Transport protocol for high bandwidth-delay networks
TCP performance over high bandwidth-delay networks is notoriously poor. Not only does slow-start take a long time to reach its max throughput, but in the face of even a small packet loss rate, the throughput drops dramatically. There has been nice progress towards solving this problem, in the form of FastTCP, which uses RTT measurements in addition to lost packets to improve throughput, and XCP, where routers take an active and explicit role in determining the appropriate throughput for flows. We are researching an approach, called Priority-layered Transport (PLT), that is complementary to the above, particularly FastTCP. PLT assigns packets from a given single transport flow into two strict priority classes. This results in two flows, a high-priority flow and a low-priority flow. The high-priority flow, which runs at the same priority level as competing TCP flows (i.e. best effort), operates conservatively (AIMD). The low-priority flow, however, operates aggressively, thus exploiting spare capacity in the network. Because the two flows are strictly prioritized, however, the aggressive low-priority flow never interferes with the conservative high-priority flow or other TCP flows. This isolation affords us considerable flexibility in the design of the aggressive low-priority component of the congestion control algorithm.
Vidhyashankar Venkataraman, T. V. Lakshman, Paul Francis, Saikat Guha,
Murali. S. Kodialam, Manpreet Singh, "A priority-layered approach to transport for high bandwidth-delay product networks," Submitted to ACM Hotnets 2006
Current PhD Student Researchers
Xinyang (Joy) Zhang
Previous Research Projects:
IP Anycast Deployment
IP Anycast has long been a promising IP addressing mode for low-level service discovery and failover. It is used today, for instance, to replicate root DNS services. Native IP Anycast, however, is difficult to deploy, scales poorly with the number of groups, and is wasteful of the IP address space. The goal of this research is to find new ways to deploy IP Anycast that overcomes these problems as well as offers good service in terms of flow affinity, proximity, load balance, and fast failover. We have designed a proxy/tunnel based deployment model called PIAS (Proxy IP Anycast Service), and are doing a measurement-based study of how best to deploy native IP Anycast.
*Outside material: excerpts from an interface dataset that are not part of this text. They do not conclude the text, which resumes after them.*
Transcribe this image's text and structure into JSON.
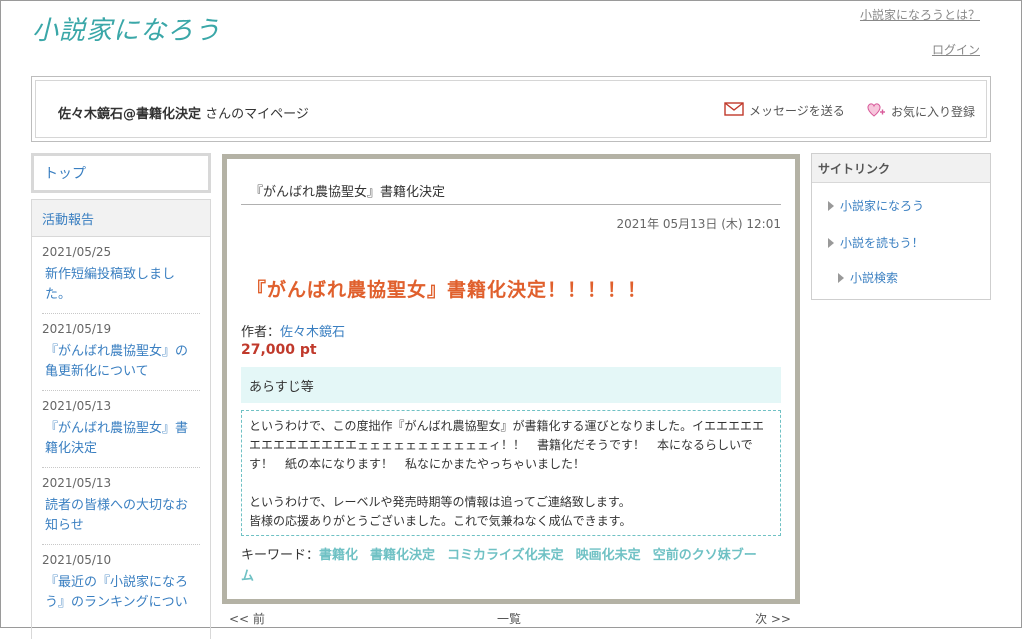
{
  "header": {
    "logo": "小説家になろう",
    "about_link": "小説家になろうとは？",
    "login_link": "ログイン"
  },
  "mypage": {
    "user_name": "佐々木鏡石@書籍化決定",
    "suffix": "さんのマイページ",
    "send_message": "メッセージを送る",
    "favorite": "お気に入り登録"
  },
  "left_sidebar": {
    "top_label": "トップ",
    "report_heading": "活動報告",
    "reports": [
      {
        "date": "2021/05/25",
        "title": "新作短編投稿致しました。"
      },
      {
        "date": "2021/05/19",
        "title": "『がんばれ農協聖女』の亀更新化について"
      },
      {
        "date": "2021/05/13",
        "title": "『がんばれ農協聖女』書籍化決定"
      },
      {
        "date": "2021/05/13",
        "title": "読者の皆様への大切なお知らせ"
      },
      {
        "date": "2021/05/10",
        "title": "『最近の『小説家になろう』のランキングについ"
      }
    ]
  },
  "entry": {
    "title": "『がんばれ農協聖女』書籍化決定",
    "date": "2021年 05月13日 (木) 12:01",
    "headline": "『がんばれ農協聖女』書籍化決定！！！！！",
    "author_label": "作者：",
    "author_name": "佐々木鏡石",
    "points": "27,000 pt",
    "summary_heading": "あらすじ等",
    "summary_lines": [
      "というわけで、この度拙作『がんばれ農協聖女』が書籍化する運びとなりました。イエエエエエエエエエエエエエエェェェェェェェェェェェィ！！　書籍化だそうです！　本になるらしいです！　紙の本になります！　私なにかまたやっちゃいました！",
      "",
      "というわけで、レーベルや発売時期等の情報は追ってご連絡致します。",
      "皆様の応援ありがとうございました。これで気兼ねなく成仏できます。"
    ],
    "keywords_label": "キーワード：",
    "keywords": [
      "書籍化",
      "書籍化決定",
      "コミカライズ化未定",
      "映画化未定",
      "空前のクソ妹ブーム"
    ]
  },
  "pager": {
    "prev": "<< 前",
    "list": "一覧",
    "next": "次 >>"
  },
  "right_sidebar": {
    "heading": "サイトリンク",
    "links": [
      "小説家になろう",
      "小説を読もう！",
      "小説検索"
    ]
  },
  "colors": {
    "brand_teal": "#3aa7a8",
    "link_blue": "#3a7fc1",
    "headline_orange": "#e0602d",
    "points_red": "#c0392b",
    "keyword_teal": "#6fc1c4"
  }
}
Hitesh Ballani, Paul Francis, Sylvia Ratnasamy, “A Measurement-based Deployment Proposal for IP Anycast,” Proceedings of Internet Measurement Conference (IMC), Rio de Janeiro, Oct 2006 (Best Paper Award)
Firebreak Cross-ISP IP-level DoS Defense Architecture
For a while I was working on an IP Anycast / Tunneling based architecture for DoS Defense which I called Firebreak. A rejected Hotnets 2004 paper on the subject is posted below. I also gave a talk on this at a number of places in the summer of 2004. I stopped working in this area when I came to realize that the model being put in place by major ISPs, based for instance on the Riverhead model, is quite similar to the Firebreak model. The main difference is that Firebreak is cross-ISP, and has a different control model, but I doubt that this difference is really compelling in practice.
P. Francis, "Firebreak: An IP Perimeter Defense Architecture," Rejected by Hotnets 2004
Past PhD Student Researchers
Manpreet Singh, ``End-to-End Techniques for Network Resource Management,'' Department of Computer Science, Cornell University, Summer 2006. Co-advised by Prashant Pradhan, IBM. Employment: Google. (Also received offers from Cisco, Oracle, AskJeeves, Citigroup and Lehman Brothers)